EXERCISE INSTRUCTIONS: All of the entries are to be repeated exactly, with no pictures included.

DATA PROVIDED:
-------------------------
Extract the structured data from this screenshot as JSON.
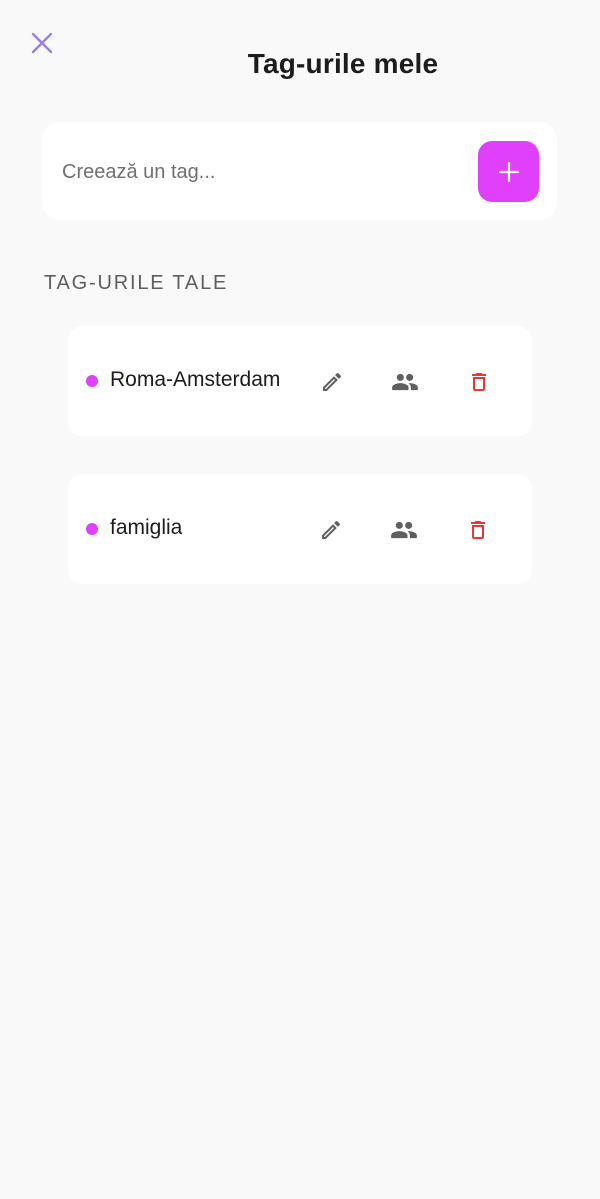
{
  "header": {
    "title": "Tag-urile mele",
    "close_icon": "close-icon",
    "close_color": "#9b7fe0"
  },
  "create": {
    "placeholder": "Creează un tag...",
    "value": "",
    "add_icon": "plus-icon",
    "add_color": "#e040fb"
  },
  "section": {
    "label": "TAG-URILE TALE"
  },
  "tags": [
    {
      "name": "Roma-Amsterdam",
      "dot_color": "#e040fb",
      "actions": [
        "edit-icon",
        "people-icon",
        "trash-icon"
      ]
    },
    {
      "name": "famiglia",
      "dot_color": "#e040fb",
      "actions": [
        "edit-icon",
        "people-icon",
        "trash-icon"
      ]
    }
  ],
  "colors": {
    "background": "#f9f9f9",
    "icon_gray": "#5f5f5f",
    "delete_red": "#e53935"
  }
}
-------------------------
ANSWER SECTION:
Extract the structured data from this screenshot as JSON.
{
  "header": {
    "title": "Tag-urile mele",
    "close_icon": "close-icon",
    "close_color": "#9b7fe0"
  },
  "create": {
    "placeholder": "Creează un tag...",
    "value": "",
    "add_icon": "plus-icon",
    "add_color": "#e040fb"
  },
  "section": {
    "label": "TAG-URILE TALE"
  },
  "tags": [
    {
      "name": "Roma-Amsterdam",
      "dot_color": "#e040fb",
      "actions": [
        "edit-icon",
        "people-icon",
        "trash-icon"
      ]
    },
    {
      "name": "famiglia",
      "dot_color": "#e040fb",
      "actions": [
        "edit-icon",
        "people-icon",
        "trash-icon"
      ]
    }
  ],
  "colors": {
    "background": "#f9f9f9",
    "icon_gray": "#5f5f5f",
    "delete_red": "#e53935"
  }
}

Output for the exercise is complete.